Known for the clever slow build-up of tension, unnerving atmosphere, and graphic violence, Audition also explores themes of desire, control, and loneliness.
Some viewers have found it difficult to watch due to the graphic content, and the film received some criticism for this, as well as its objectification of women.
Audition is a thought-provoking film that is not for the easily disturbed. If you are a fan of horror movies and psychological thrillers, it is definitely worth a watch.
5. Pulse (2001)
This terrifying film follows the story of a group of friends who begin to experience supernatural experiences after their friend’s death.
Released in 2001 by Kiyoshi Kurosawa, the film cleverly explores human interactions and relationships and how technology influences them.
The friends start receiving mysterious computer messages from their dead friend, eventually realizing that a dark spirit is using the internet to pass through into the real world.
Pulse was praised for its observations of social isolation in this important period of the digital age. It was released to huge success in Japan and was remade in several other countries, including the US, where actress Kristen Bell played a lead role.
6. One Missed Call (2003)
Released in 2003, One Missed Call is a Japanese horror film about a group of friends who receive phone calls from their future selves and are given details, predicting their deaths.
The friends each receive mysterious voicemails which predict the exact date and time of their deaths.
Each friend then seemingly dies shortly after their phone call, in a mysterious and gruesome manner.
As the source of the calls is investigated, a dark secret is discovered in the past, linking all the friends together. The unsettling atmosphere and creepy imagery made it one of Japan’s top J-Horror films.

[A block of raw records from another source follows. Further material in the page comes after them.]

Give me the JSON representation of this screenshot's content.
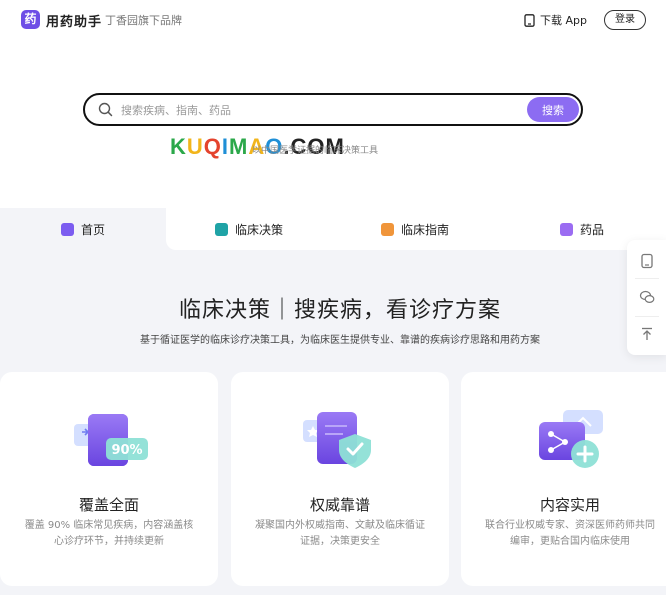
{
  "header": {
    "logo_glyph": "药",
    "brand_name": "用药助手",
    "brand_sub": "丁香园旗下品牌",
    "download_label": "下载 App",
    "login_label": "登录"
  },
  "search": {
    "placeholder": "搜索疾病、指南、药品",
    "button_label": "搜索"
  },
  "watermark": {
    "letters": [
      "K",
      "U",
      "Q",
      "I",
      "M",
      "A",
      "O",
      ".",
      "C",
      "O",
      "M"
    ]
  },
  "tagline": "以中国医学证据的临床决策工具",
  "tabs": [
    {
      "label": "首页",
      "icon": "home-icon",
      "color": "#7b5cf0"
    },
    {
      "label": "临床决策",
      "icon": "briefcase-icon",
      "color": "#1fa3a6"
    },
    {
      "label": "临床指南",
      "icon": "book-icon",
      "color": "#f0953a"
    },
    {
      "label": "药品",
      "icon": "pill-box-icon",
      "color": "#9b6cf2"
    }
  ],
  "main": {
    "title": "临床决策｜搜疾病，看诊疗方案",
    "subtitle": "基于循证医学的临床诊疗决策工具，为临床医生提供专业、靠谱的疾病诊疗思路和用药方案",
    "cards": [
      {
        "title": "覆盖全面",
        "badge": "90%",
        "desc": "覆盖 90% 临床常见疾病，内容涵盖核心诊疗环节，并持续更新"
      },
      {
        "title": "权威靠谱",
        "desc": "凝聚国内外权威指南、文献及临床循证证据，决策更安全"
      },
      {
        "title": "内容实用",
        "desc": "联合行业权威专家、资深医师药师共同编审，更贴合国内临床使用"
      }
    ]
  },
  "colors": {
    "accent": "#8c6cf2",
    "page_bg": "#f3f4f8"
  }
}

There have been numerous sequels made and an American version was made, which was released in 2008.
7. Noroi: The Curse
This quirky film is definitely worth a watch if you are into found-footage horror movies.
Here are some facts you may not know about Noroi: The Curse:

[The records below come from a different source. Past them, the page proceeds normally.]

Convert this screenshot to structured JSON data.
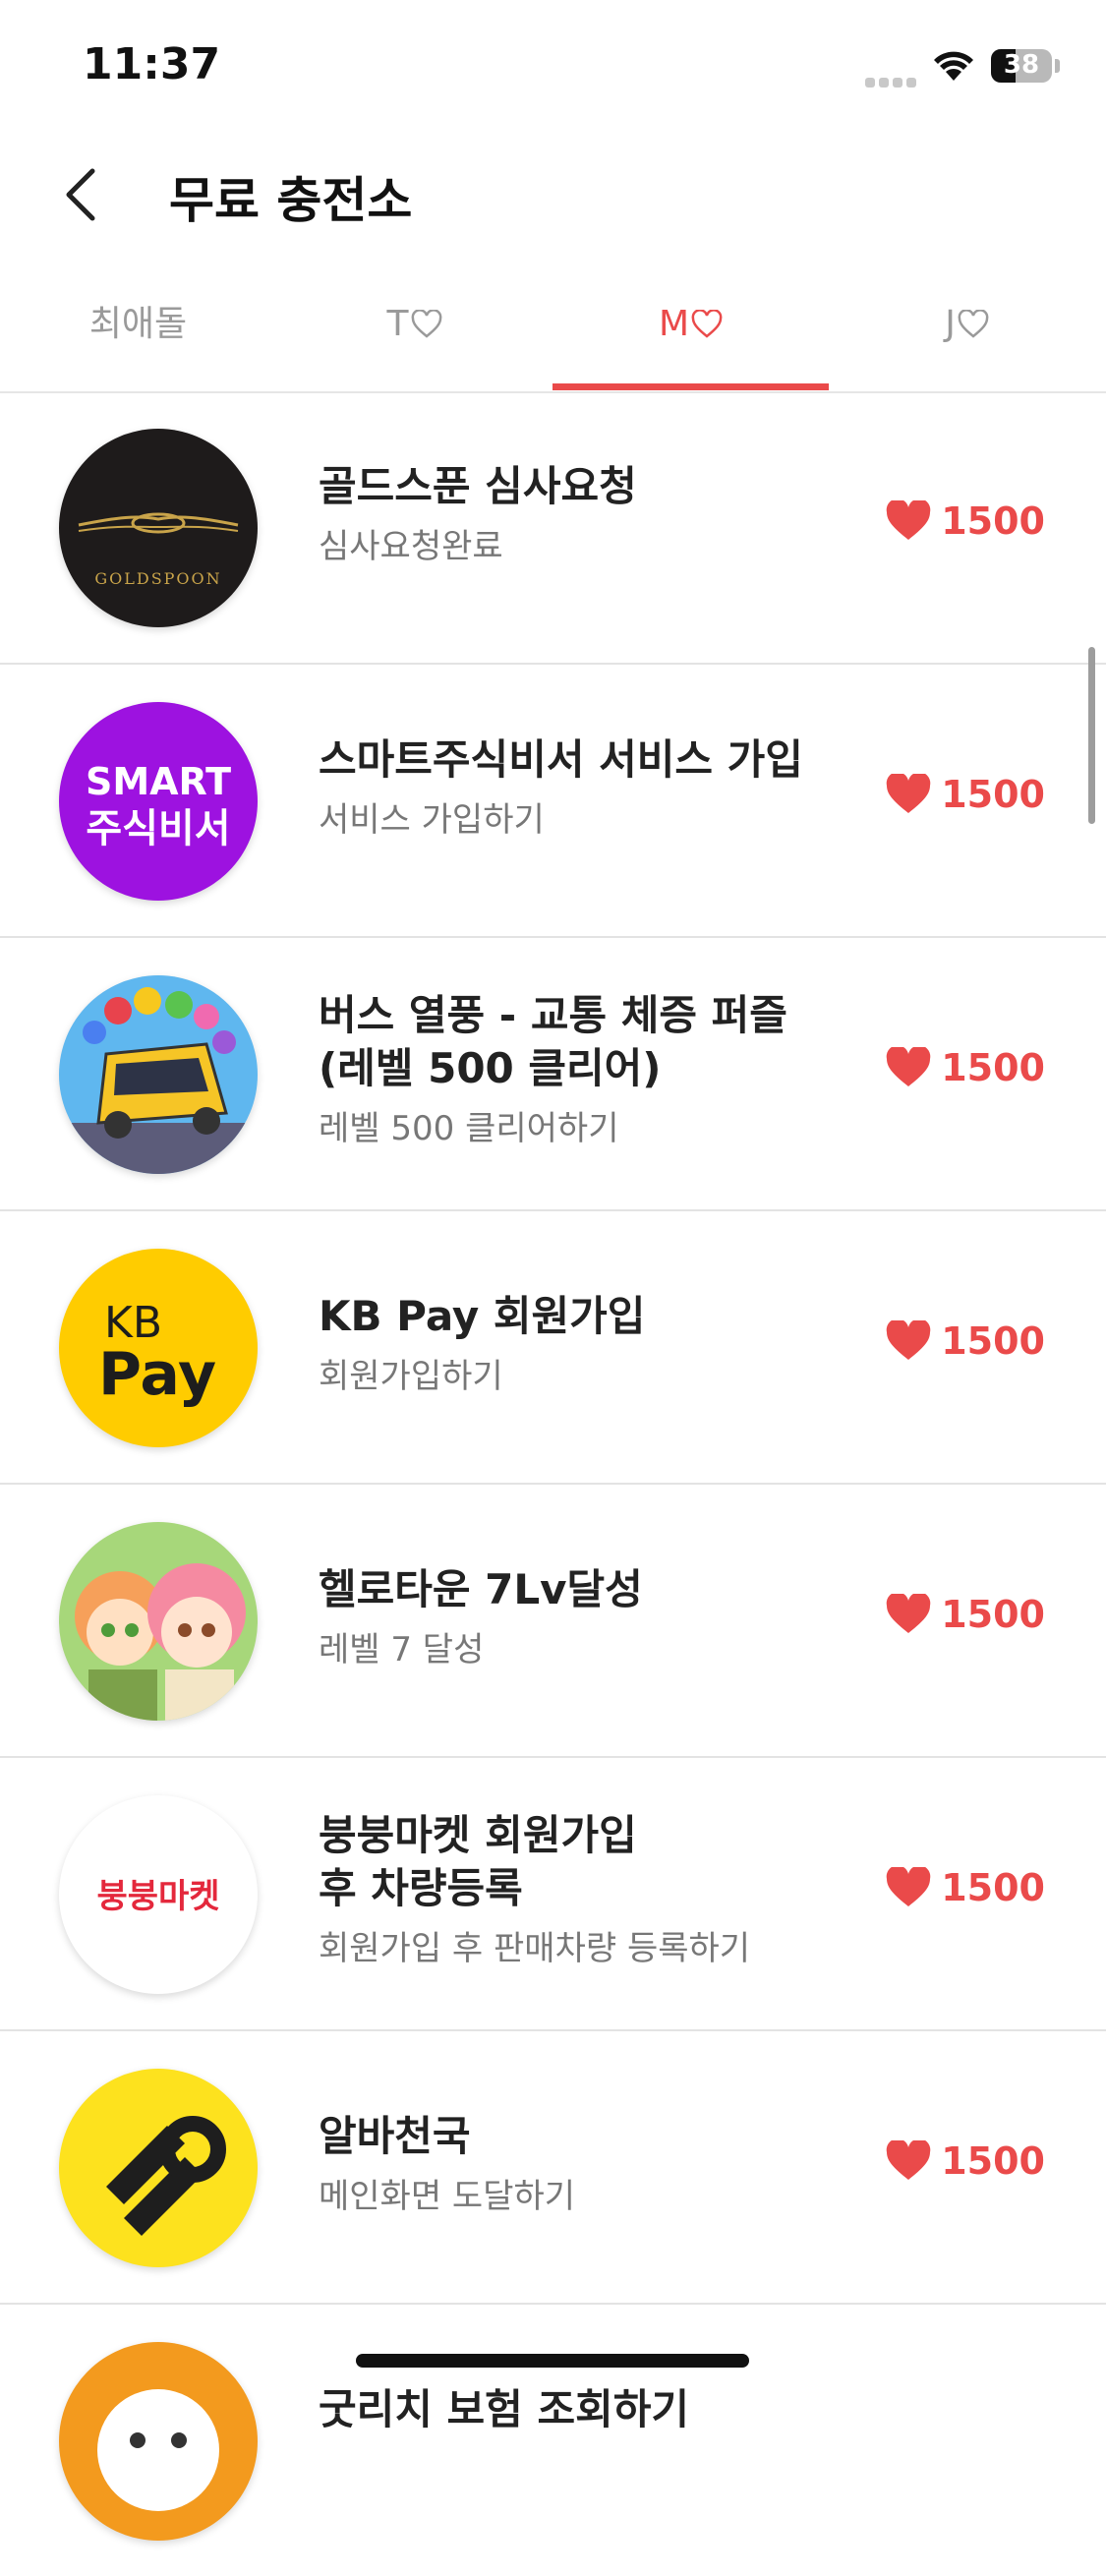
{
  "status": {
    "time": "11:37",
    "battery": "38"
  },
  "header": {
    "title": "무료 충전소"
  },
  "tabs": [
    {
      "label": "최애돌",
      "heart": false
    },
    {
      "label": "T",
      "heart": true
    },
    {
      "label": "M",
      "heart": true
    },
    {
      "label": "J",
      "heart": true
    }
  ],
  "items": [
    {
      "title": "골드스푼 심사요청",
      "subtitle": "심사요청완료",
      "reward": "1500",
      "icon": "goldspoon-logo",
      "logo_text": "GOLDSPOON"
    },
    {
      "title": "스마트주식비서 서비스 가입",
      "subtitle": "서비스 가입하기",
      "reward": "1500",
      "icon": "smart-stock-logo",
      "logo_line1": "SMART",
      "logo_line2": "주식비서"
    },
    {
      "title": "버스 열풍 - 교통 체증 퍼즐\n(레벨 500 클리어)",
      "title_line1": "버스 열풍 - 교통 체증 퍼즐",
      "title_line2": "(레벨 500 클리어)",
      "subtitle": "레벨 500 클리어하기",
      "reward": "1500",
      "icon": "bus-game-logo"
    },
    {
      "title": "KB Pay 회원가입",
      "subtitle": "회원가입하기",
      "reward": "1500",
      "icon": "kbpay-logo",
      "logo_line1": "KB",
      "logo_line2": "Pay"
    },
    {
      "title": "헬로타운 7Lv달성",
      "subtitle": "레벨 7 달성",
      "reward": "1500",
      "icon": "hellotown-logo"
    },
    {
      "title_line1": "붕붕마켓 회원가입",
      "title_line2": "후 차량등록",
      "subtitle": "회원가입 후 판매차량 등록하기",
      "reward": "1500",
      "icon": "bungbung-market-logo",
      "logo_text": "붕붕마켓"
    },
    {
      "title": "알바천국",
      "subtitle": "메인화면 도달하기",
      "reward": "1500",
      "icon": "albachunguk-logo"
    },
    {
      "title": "굿리치 보험 조회하기",
      "icon": "goodrich-logo"
    }
  ],
  "colors": {
    "accent": "#ea4a4a",
    "gold": "#c9a44a",
    "purple": "#9d12e0",
    "kb_yellow": "#ffcc00",
    "alba_yellow": "#fde21e"
  }
}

- The film was shot entirely on digital video, which adds to the “found footage” look the director was aiming for.
- Noroi is considered one of the best examples of found-footage horror, receiving praise from film critics for its creative use of digital video.
- The film uses a mix of documentary-style interviews, footage from the investigations, and clips from the TV show “Spirit Sightings” to tell its story.

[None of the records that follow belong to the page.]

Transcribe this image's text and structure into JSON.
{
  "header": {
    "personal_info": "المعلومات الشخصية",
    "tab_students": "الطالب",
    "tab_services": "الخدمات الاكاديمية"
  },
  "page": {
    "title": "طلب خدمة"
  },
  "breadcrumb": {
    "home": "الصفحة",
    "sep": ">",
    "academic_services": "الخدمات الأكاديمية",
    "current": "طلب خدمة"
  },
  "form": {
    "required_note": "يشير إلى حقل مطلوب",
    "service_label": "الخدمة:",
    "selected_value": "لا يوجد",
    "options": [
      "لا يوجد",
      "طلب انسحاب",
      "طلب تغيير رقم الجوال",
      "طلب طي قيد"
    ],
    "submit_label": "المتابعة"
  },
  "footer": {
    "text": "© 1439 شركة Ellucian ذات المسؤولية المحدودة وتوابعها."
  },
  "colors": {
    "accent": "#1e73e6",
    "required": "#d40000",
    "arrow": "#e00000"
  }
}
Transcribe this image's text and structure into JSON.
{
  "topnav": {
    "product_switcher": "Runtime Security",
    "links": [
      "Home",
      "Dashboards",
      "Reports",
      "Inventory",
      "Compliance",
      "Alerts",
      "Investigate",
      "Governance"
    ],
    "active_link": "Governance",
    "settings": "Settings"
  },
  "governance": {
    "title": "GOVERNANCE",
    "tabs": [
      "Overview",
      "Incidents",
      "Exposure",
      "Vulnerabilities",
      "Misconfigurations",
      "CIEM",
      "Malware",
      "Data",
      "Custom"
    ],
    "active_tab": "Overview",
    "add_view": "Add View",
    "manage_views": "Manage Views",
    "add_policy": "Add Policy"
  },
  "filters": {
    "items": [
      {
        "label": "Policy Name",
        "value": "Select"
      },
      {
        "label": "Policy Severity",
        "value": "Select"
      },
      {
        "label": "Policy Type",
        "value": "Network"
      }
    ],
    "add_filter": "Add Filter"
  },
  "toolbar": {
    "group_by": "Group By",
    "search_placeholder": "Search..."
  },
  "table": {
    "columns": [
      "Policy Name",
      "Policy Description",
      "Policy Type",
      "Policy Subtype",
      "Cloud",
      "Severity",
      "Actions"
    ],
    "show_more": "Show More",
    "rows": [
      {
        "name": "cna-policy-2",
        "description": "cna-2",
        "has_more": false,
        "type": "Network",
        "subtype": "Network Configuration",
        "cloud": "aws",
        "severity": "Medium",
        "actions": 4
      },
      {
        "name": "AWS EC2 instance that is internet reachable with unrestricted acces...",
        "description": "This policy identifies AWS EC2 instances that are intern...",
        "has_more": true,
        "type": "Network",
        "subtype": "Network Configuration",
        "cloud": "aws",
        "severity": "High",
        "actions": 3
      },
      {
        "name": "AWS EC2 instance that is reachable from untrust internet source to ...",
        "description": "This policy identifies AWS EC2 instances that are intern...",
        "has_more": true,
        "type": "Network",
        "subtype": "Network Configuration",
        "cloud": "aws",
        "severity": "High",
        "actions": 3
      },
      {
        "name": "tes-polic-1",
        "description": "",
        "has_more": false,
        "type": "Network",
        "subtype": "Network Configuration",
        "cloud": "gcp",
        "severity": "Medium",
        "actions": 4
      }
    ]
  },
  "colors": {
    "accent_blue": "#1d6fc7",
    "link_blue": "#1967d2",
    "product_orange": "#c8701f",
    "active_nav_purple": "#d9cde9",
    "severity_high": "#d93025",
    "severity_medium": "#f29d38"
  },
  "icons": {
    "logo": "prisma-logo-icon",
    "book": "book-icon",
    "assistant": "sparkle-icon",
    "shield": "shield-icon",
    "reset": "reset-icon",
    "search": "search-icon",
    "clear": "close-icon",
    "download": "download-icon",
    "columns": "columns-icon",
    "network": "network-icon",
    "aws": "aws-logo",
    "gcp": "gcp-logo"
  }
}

Released in 2005, Noroi: The Curse tells the story of Masafumi Kobayashi, a documentary filmmaker who investigates strange, supernatural events occurring in a town in rural Japan.
The film is full of peculiar characters including, a demon, a possessed woman, a psychic, and a missing girl. Kobayashi eventually uncovers a sinister plot that involves a cursed videotape appearing to show human sacrifice.
Upon release, Noroi was praised for its use of found-footage techniques, paving the way for many other filmmakers to adopt the same skills and inspiring other classics such as Ringu and Ju-On: The Grudge.
If being on the edge of your seat, and sweating with anticipation is your thing, then Japanese horror will most certainly be for you! Check out any of these movies and be left frozen in fright. But don’t say you weren’t warned!